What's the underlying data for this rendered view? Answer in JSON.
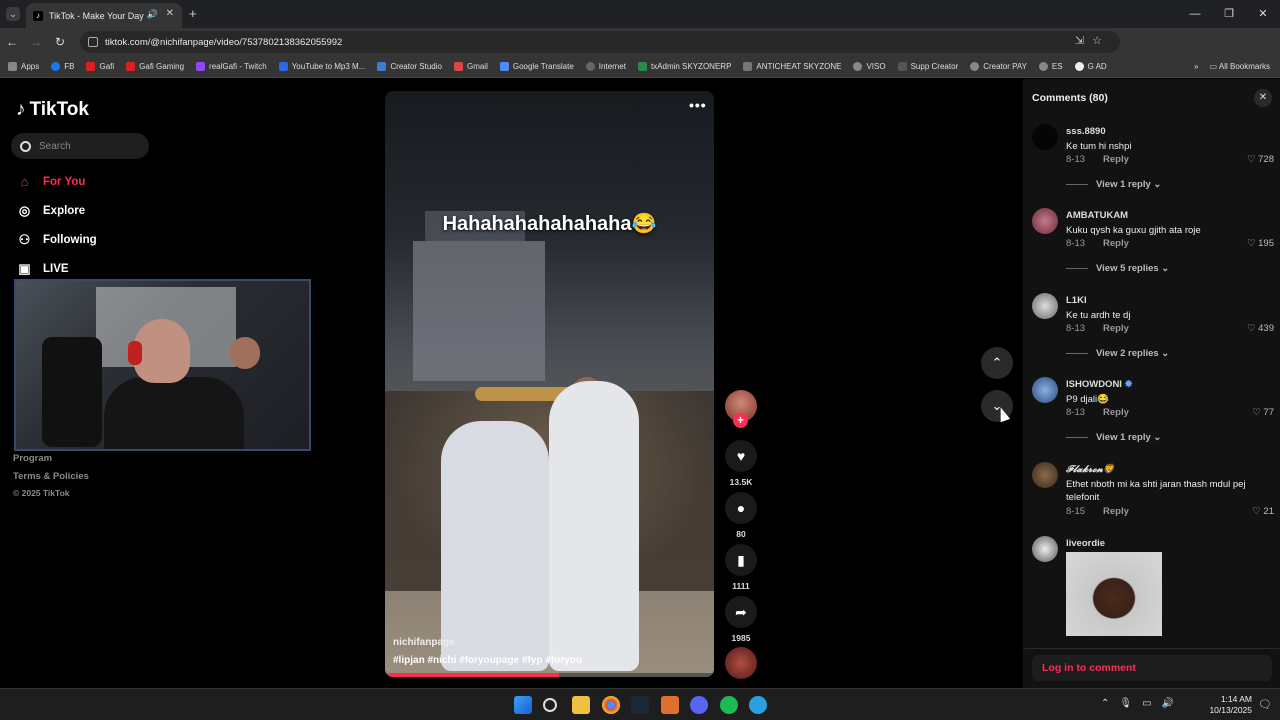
{
  "browser": {
    "tab_title": "TikTok - Make Your Day",
    "url": "tiktok.com/@nichifanpage/video/7537802138362055992",
    "bookmarks": [
      "Apps",
      "FB",
      "Gafi",
      "Gafi Gaming",
      "realGafi - Twitch",
      "YouTube to Mp3 M...",
      "Creator Studio",
      "Gmail",
      "Google Translate",
      "Internet",
      "txAdmin SKYZONERP",
      "ANTICHEAT SKYZONE",
      "VISO",
      "Supp Creator",
      "Creator PAY",
      "ES",
      "G AD"
    ],
    "all_bookmarks": "All Bookmarks"
  },
  "sidebar": {
    "brand": "TikTok",
    "search_placeholder": "Search",
    "nav": [
      {
        "label": "For You",
        "icon": "home-icon"
      },
      {
        "label": "Explore",
        "icon": "compass-icon"
      },
      {
        "label": "Following",
        "icon": "user-icon"
      },
      {
        "label": "LIVE",
        "icon": "live-tv-icon"
      }
    ],
    "footer": {
      "program": "Program",
      "terms": "Terms & Policies",
      "copyright": "© 2025 TikTok"
    }
  },
  "video": {
    "caption": "Hahahahahahahaha😂",
    "author": "nichifanpage",
    "hashtags": "#lipjan  #nichi  #foryoupage  #fyp  #foryou",
    "progress": 0.53
  },
  "actions": {
    "likes": "13.5K",
    "comments": "80",
    "saves": "1111",
    "shares": "1985"
  },
  "comments": {
    "title": "Comments (80)",
    "login": "Log in to comment",
    "reply_label": "Reply",
    "items": [
      {
        "user": "sss.8890",
        "text": "Ke tum hi nshpi",
        "date": "8-13",
        "likes": "728",
        "view": "View 1 reply"
      },
      {
        "user": "AMBATUKAM",
        "text": "Kuku qysh ka guxu gjith ata roje",
        "date": "8-13",
        "likes": "195",
        "view": "View 5 replies"
      },
      {
        "user": "L1KI",
        "text": "Ke tu ardh te dj",
        "date": "8-13",
        "likes": "439",
        "view": "View 2 replies"
      },
      {
        "user": "ISHOWDONI",
        "text": "P9 djali😂",
        "date": "8-13",
        "likes": "77",
        "view": "View 1 reply"
      },
      {
        "user": "𝓕𝓵𝓪𝓴𝓻𝓸𝓷🦁",
        "text": "Ethet nboth mi ka shti jaran thash mdul pej telefonit",
        "date": "8-15",
        "likes": "21"
      },
      {
        "user": "liveordie"
      }
    ]
  },
  "taskbar": {
    "time": "1:14 AM",
    "date": "10/13/2025"
  },
  "colors": {
    "accent": "#fe2c55",
    "bg": "#000000",
    "panel": "#121212"
  }
}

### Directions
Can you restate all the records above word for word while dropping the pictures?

### Task response
What's the underlying data for this rendered view? Answer in JSON.
{
  "browser": {
    "tab_title": "TikTok - Make Your Day",
    "url": "tiktok.com/@nichifanpage/video/7537802138362055992",
    "bookmarks": [
      "Apps",
      "FB",
      "Gafi",
      "Gafi Gaming",
      "realGafi - Twitch",
      "YouTube to Mp3 M...",
      "Creator Studio",
      "Gmail",
      "Google Translate",
      "Internet",
      "txAdmin SKYZONERP",
      "ANTICHEAT SKYZONE",
      "VISO",
      "Supp Creator",
      "Creator PAY",
      "ES",
      "G AD"
    ],
    "all_bookmarks": "All Bookmarks"
  },
  "sidebar": {
    "brand": "TikTok",
    "search_placeholder": "Search",
    "nav": [
      {
        "label": "For You",
        "icon": "home-icon"
      },
      {
        "label": "Explore",
        "icon": "compass-icon"
      },
      {
        "label": "Following",
        "icon": "user-icon"
      },
      {
        "label": "LIVE",
        "icon": "live-tv-icon"
      }
    ],
    "footer": {
      "program": "Program",
      "terms": "Terms & Policies",
      "copyright": "© 2025 TikTok"
    }
  },
  "video": {
    "caption": "Hahahahahahahaha😂",
    "author": "nichifanpage",
    "hashtags": "#lipjan  #nichi  #foryoupage  #fyp  #foryou",
    "progress": 0.53
  },
  "actions": {
    "likes": "13.5K",
    "comments": "80",
    "saves": "1111",
    "shares": "1985"
  },
  "comments": {
    "title": "Comments (80)",
    "login": "Log in to comment",
    "reply_label": "Reply",
    "items": [
      {
        "user": "sss.8890",
        "text": "Ke tum hi nshpi",
        "date": "8-13",
        "likes": "728",
        "view": "View 1 reply"
      },
      {
        "user": "AMBATUKAM",
        "text": "Kuku qysh ka guxu gjith ata roje",
        "date": "8-13",
        "likes": "195",
        "view": "View 5 replies"
      },
      {
        "user": "L1KI",
        "text": "Ke tu ardh te dj",
        "date": "8-13",
        "likes": "439",
        "view": "View 2 replies"
      },
      {
        "user": "ISHOWDONI",
        "text": "P9 djali😂",
        "date": "8-13",
        "likes": "77",
        "view": "View 1 reply"
      },
      {
        "user": "𝓕𝓵𝓪𝓴𝓻𝓸𝓷🦁",
        "text": "Ethet nboth mi ka shti jaran thash mdul pej telefonit",
        "date": "8-15",
        "likes": "21"
      },
      {
        "user": "liveordie"
      }
    ]
  },
  "taskbar": {
    "time": "1:14 AM",
    "date": "10/13/2025"
  },
  "colors": {
    "accent": "#fe2c55",
    "bg": "#000000",
    "panel": "#121212"
  }
}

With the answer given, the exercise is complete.